  37. Stewart, D. W., & Shamdasani, P. N. (2017). Focus groups: Theory and practice. Newbury Park, CA: SAGE Publications Inc..Google Scholar
  38. Stewart, D. W., & Shamdasani, P. (2017). Online focus groups. Journal of Advertising, 46, 48–60.CrossRefGoogle Scholar
  39. Teodoro, R., & Naaman, M. (2013). Fitter with Twitter: Understanding personal health and fitness activity in social media. Proceedings of the 7th International conference on weblogs and social media.
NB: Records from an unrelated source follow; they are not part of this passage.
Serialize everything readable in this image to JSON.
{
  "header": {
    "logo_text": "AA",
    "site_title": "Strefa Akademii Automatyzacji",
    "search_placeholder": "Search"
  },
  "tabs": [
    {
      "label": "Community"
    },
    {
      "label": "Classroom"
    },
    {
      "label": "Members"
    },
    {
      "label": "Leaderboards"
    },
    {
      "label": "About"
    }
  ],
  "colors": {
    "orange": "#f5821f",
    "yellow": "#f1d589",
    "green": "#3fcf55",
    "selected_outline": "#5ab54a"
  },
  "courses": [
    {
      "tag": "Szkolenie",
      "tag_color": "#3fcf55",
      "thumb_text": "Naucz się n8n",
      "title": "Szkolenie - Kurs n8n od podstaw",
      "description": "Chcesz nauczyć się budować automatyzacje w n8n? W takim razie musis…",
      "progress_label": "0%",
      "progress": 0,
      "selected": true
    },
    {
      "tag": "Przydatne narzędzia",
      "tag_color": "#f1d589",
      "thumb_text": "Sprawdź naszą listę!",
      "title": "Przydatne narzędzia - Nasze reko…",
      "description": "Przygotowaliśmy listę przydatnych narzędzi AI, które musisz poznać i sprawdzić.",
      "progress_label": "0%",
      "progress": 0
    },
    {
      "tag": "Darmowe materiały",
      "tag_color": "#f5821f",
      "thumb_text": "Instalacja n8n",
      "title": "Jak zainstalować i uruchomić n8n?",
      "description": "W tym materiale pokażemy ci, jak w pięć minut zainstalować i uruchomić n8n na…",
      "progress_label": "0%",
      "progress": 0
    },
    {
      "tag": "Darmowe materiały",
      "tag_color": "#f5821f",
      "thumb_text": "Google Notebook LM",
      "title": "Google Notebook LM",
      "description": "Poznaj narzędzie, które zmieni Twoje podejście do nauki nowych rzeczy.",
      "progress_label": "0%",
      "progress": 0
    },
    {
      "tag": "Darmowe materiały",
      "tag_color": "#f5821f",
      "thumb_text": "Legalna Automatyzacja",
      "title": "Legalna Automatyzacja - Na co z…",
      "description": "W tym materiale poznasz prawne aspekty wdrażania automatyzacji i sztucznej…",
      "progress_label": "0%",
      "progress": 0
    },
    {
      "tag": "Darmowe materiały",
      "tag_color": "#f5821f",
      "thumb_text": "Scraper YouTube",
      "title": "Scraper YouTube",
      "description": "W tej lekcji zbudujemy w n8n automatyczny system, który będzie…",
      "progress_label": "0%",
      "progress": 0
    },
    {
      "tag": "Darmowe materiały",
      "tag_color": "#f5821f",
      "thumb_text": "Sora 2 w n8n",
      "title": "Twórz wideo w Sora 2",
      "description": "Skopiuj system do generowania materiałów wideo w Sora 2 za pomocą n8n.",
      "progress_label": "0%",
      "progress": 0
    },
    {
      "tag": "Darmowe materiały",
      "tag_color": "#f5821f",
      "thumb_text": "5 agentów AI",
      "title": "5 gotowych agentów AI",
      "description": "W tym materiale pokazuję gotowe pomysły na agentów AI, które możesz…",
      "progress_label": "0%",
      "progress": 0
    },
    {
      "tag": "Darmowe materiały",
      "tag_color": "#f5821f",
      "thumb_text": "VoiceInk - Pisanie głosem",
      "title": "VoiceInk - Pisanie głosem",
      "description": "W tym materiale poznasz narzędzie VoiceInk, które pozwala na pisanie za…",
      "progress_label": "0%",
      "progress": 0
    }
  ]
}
Retrieved from http://www.aaai.org/ocs/index.php/ICWSM/ICWSM13/paper/download/6099/6401
  40. Torres, T. (2016). Garmin Vivofit 3. Retrieved from http://www.pcmag.com/review/344111/garmin-vivofit-3
  41. Wallace, W. (2012). Strava – from the beginning. Retrieved from http://cyclingtips.com/2012/02/strava-from-the-beginning/ Retrieved from http://www.who.int/dietphysicalactivity/factsheet_adults/en/
  42. World Health Organization. (2017). Global strategy on diet, physical activity and health. Retrieved from https://www.who.int/dietphysicalactivity/en
  43. Wright, R., & Keith, L. (2014). Wearable technology: if the tech fits, wear it. Journal of Electronic Resources, 11, 204–216.Google Scholar
  44. Zwaanswijk, M., & Dulmen, S. V. (2014). Advantages of asynchronous online focus groups and face-to-face focus groups as perceived by child, adolescent, and adult participants: a survey study. BMC Research Notes, 7, 756.CrossRefGoogle Scholar

Copyright information

© Springer Nature Switzerland AG 2019

Authors and Affiliations

  • Ryan Vooris
    • 1
    Email author
  • Matthew Blaszka
    • 2
  • Susan Purrington
    • 1
  1. 1.State University of New York CortlandCortlandUSA
  2. 2.Indiana State UniversityTerre HauteUSA

Personalised recommendations